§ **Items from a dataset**
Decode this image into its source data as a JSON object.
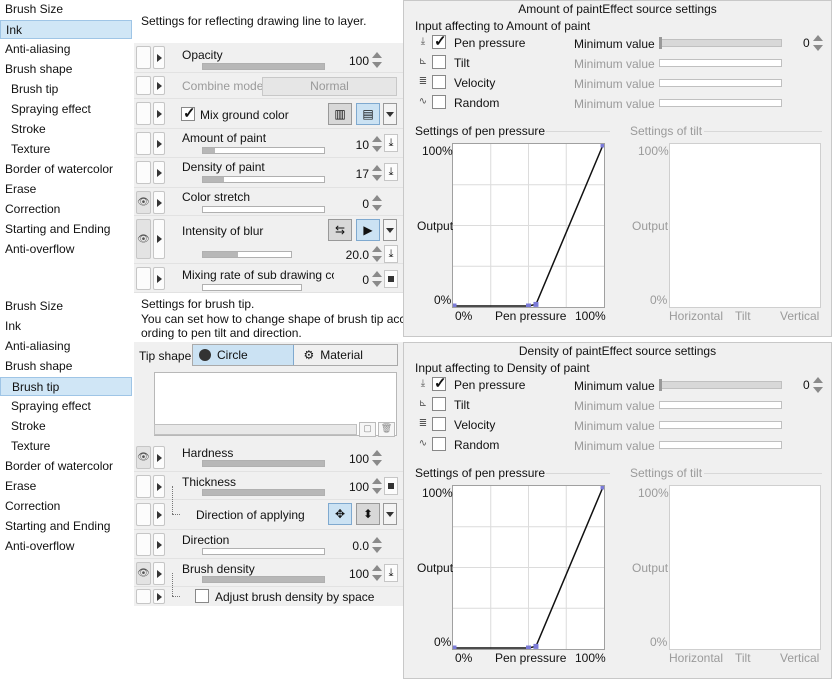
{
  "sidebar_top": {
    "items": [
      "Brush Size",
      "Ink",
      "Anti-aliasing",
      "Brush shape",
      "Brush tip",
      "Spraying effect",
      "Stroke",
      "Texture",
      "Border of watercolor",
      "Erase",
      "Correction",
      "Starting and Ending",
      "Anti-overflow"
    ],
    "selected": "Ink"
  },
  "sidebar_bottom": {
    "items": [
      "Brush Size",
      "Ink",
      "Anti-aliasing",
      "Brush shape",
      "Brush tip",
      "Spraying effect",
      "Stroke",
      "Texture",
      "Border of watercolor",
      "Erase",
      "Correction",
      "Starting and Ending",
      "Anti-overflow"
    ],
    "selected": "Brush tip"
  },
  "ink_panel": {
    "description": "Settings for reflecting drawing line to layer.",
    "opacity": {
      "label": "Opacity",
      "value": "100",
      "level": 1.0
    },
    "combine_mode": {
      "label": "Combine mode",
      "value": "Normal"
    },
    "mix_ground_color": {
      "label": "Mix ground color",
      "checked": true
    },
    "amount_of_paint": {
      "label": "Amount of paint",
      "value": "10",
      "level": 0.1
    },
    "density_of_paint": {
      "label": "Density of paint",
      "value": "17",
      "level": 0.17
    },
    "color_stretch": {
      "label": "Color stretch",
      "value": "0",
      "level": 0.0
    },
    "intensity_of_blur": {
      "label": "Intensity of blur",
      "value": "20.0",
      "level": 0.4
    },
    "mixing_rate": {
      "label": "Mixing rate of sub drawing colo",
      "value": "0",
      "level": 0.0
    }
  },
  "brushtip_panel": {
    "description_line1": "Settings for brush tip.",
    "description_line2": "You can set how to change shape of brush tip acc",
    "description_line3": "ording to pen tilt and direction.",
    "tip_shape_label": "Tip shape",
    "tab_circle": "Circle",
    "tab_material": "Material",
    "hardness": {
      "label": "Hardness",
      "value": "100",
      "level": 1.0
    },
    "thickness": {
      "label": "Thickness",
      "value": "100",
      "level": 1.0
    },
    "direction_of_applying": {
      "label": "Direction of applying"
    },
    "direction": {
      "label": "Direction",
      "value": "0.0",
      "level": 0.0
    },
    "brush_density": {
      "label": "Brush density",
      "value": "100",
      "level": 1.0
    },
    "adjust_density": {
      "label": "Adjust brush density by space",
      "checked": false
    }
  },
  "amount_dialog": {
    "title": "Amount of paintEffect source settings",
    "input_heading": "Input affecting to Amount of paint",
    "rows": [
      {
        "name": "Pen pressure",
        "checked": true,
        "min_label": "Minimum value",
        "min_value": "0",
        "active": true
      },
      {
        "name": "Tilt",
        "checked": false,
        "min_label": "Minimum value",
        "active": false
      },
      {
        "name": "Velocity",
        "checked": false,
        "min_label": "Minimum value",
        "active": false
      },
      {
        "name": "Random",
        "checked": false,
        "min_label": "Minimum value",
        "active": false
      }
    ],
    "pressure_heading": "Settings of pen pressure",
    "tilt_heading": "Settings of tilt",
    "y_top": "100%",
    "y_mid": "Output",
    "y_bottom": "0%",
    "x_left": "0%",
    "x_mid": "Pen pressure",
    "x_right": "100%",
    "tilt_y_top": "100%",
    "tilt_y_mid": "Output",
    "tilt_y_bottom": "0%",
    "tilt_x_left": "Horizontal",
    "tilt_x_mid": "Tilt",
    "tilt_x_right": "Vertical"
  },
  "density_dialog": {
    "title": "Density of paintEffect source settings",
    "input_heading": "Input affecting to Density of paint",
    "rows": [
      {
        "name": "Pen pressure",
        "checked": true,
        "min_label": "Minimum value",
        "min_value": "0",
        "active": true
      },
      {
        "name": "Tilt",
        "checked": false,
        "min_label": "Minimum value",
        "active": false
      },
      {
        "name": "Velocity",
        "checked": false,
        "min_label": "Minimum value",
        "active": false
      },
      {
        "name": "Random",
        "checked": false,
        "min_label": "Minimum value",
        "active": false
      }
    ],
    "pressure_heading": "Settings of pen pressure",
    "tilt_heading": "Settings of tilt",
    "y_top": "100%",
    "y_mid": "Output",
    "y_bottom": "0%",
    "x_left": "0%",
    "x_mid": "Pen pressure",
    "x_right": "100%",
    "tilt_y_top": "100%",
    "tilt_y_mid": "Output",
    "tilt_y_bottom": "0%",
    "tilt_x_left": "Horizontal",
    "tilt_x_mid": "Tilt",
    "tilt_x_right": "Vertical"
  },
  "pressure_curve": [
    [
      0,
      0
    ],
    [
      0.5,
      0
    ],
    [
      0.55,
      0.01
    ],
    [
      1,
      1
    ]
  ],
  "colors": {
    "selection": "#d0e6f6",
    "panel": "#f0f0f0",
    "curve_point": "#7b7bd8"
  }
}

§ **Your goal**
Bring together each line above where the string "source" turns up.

§ **Answer area**
Decode this image into its source data as a JSON object.
    "title": "Amount of paintEffect source settings",
    "title": "Density of paintEffect source settings",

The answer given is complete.